I recently had the honor and pleasure of speaking at the 2016 Annual Florida Bar Convention regarding privacy laws. One of the hot topics during the seminar is the Children's Online Privacy Protection Action of 1998 ("COPPA"). It doesn’t feel like 1998 was all that long ago, does it? But on the Internet, it might has well been a century. To put it in perspective, Google had just launched its search engine. There was no Twitter, Facebook or Snapchat. (You may be wondering, "What did people actually do on the internet without these social media platforms?1") At the time, only 1 and 4 households had one or more member using the internet. Today, there are more than 5 times as many Internet users - a sizable portion of these individuals are under the age 13. In fact, it is not a rare occurrence for a child under 6 to have access to the digital world.

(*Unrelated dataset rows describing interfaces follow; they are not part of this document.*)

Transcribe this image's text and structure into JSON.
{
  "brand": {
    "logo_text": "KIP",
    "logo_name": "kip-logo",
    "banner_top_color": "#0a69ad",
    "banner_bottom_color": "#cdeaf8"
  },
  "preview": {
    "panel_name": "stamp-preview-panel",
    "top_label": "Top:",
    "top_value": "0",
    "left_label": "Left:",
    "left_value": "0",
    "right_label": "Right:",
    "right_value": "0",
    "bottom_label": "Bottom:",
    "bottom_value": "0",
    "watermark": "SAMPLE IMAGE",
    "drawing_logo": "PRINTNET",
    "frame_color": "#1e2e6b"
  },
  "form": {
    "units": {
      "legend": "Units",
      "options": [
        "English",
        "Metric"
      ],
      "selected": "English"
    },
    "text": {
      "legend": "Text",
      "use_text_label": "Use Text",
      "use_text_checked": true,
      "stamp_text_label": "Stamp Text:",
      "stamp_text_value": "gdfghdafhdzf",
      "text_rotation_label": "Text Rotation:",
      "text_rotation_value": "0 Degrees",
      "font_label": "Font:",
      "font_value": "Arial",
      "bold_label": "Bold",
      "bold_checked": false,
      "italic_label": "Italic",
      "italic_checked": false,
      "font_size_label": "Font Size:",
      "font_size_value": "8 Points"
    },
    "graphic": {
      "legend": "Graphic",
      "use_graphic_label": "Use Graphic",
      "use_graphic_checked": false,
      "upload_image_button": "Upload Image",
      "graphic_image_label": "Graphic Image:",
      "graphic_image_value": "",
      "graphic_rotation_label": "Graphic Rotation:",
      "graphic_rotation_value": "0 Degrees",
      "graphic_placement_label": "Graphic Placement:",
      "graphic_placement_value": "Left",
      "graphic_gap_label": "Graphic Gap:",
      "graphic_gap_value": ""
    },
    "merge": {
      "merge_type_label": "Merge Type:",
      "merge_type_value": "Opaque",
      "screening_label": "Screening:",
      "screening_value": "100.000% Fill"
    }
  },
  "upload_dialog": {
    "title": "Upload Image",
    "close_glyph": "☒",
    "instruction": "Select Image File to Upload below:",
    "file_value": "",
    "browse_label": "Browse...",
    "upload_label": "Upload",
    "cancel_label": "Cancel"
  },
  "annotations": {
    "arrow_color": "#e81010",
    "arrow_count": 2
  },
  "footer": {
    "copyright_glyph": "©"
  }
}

Despite being drafted in a drastically different digital world, COPPA has changed somewhat minimally. Still, surprisingly little case law exists interpreting its provisions. It is no wonder many organizations struggle with compliance. To help in this regard, here are 10 practical tips to assist your organization in complying with the legislation:
Post the policy in a clear and conspicuous link on the company’s home page and anywhere the company collects personal information from children.
Use an approved verifiable parental consent method to obtain parental consent before collecting, using, and disclosing a child’s personal information.
Adopt technology, such as a session or timed cookie, to prevent a child from hitting the back button and changing his or her age after age-screening.
Allow parents to opt-out or limit the collection, use and disclosure of their children’s personal information.
Provide parents access to their child's personal information to review and/or have the information deleted.
Use reasonable data protection procedures to guard the confidentiality, security, and integrity of personal information collected from children.
Don’t collect personal information unless it is required for a legitimate business purpose and avoid asking for more information than is necessary.
Only retain personal information collected online from a child for as long as is necessary to fulfill the purpose for which it was collected and delete the information using reasonable measures to protect against its unauthorized access or use.
Don’t allow third party plug-ins, like Facebook and Twitter, on websites directed to children,if any personal information is collected.
If you have any questions, please feel free to shoot me an e-mail at email@example.com
DISCLAIMER: Jackson Lee | PA appreciates you visiting this website. Please remember that this information is based on general facts and might not apply to specific factual situations. Please do not consider this information to be specific legal advice. Always consult a lawyer to apply the law to your specific facts and state.